Other firms with reputations for attracting and retaining high quality employees include Walmart, 3M, and Levi Strauss.Robert Haas, then Levi Strauss’ CEO, makes the point that a successful firm must create an environment in which every employee feels like a representative of the firm. Employees must fully understand what the firm stands for and how they contribute to that mission. Every Christmas, every year, Haas walks throughout the company’s headquarters in San Francisco talking to each of the 1,200 employees. He believes that this personal interaction maintains communication channels with employees and also reinforces the firm’s commitment to its human resources.

The design of Fortune magazine’s survey which includes eight attributes of performance (the bases for the “admiration” ratings and scores) bears out the importance of thinking of effectiveness as consisting of multiple dimensions. Individuals who rate firms take into account more than one attribute. Whether these eight attributes reflect all the attributes that go into judgments of effectiveness can be debated. A sobering note should be added. Performance and admiration can be fleeting: IBM has fallen in each successive survey from number 1 in 1986 to 20th in 1992.

Source: Jennifer Reese, “America’s Most Admired Corporations,” Fortune, January 8, 1993, Page 44 – 47, and 53.

The job of management is to identify the causes of organizational, group and individual effectiveness. The distinction between cases of effectiveness and indicators of effectiveness can be difficult for both managers and researchers. Overall effectiveness is difficult to measure in organizations.

Organizations are large, diverse and fragmented. They pursue multiple goals and generate many outcomes (both intended and unintended). But the reality of organizational life is that there are few unambiguous cause-and-effect relationships.

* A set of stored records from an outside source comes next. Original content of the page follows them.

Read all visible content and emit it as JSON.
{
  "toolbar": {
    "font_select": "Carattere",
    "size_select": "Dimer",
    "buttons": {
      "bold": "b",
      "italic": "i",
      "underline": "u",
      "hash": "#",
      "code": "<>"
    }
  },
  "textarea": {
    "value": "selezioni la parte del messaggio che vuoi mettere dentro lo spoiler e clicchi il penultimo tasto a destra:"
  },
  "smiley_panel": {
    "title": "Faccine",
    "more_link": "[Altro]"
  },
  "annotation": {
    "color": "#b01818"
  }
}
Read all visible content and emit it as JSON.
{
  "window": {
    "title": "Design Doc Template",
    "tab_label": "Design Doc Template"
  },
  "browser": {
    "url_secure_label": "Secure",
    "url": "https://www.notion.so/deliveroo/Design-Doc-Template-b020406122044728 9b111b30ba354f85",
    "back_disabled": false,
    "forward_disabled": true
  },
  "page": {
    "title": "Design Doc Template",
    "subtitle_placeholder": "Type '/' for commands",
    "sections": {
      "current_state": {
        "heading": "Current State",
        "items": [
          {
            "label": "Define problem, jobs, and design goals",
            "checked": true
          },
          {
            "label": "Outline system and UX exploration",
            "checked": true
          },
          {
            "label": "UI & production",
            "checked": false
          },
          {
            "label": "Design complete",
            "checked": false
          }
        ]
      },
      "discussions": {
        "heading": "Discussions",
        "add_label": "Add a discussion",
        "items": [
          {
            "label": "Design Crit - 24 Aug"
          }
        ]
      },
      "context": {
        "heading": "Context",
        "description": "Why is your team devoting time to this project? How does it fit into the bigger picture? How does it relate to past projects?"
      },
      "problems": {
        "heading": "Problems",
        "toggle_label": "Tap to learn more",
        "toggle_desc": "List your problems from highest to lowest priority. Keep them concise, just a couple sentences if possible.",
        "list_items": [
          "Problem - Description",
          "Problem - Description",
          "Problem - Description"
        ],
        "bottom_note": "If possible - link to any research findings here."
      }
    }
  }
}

In most instances, evaluation judgments must take into account multiple causes and circumstances. However, when managers tie performance measurement to strategy execution, it can be a valuable tool for helping organizations reach their goals.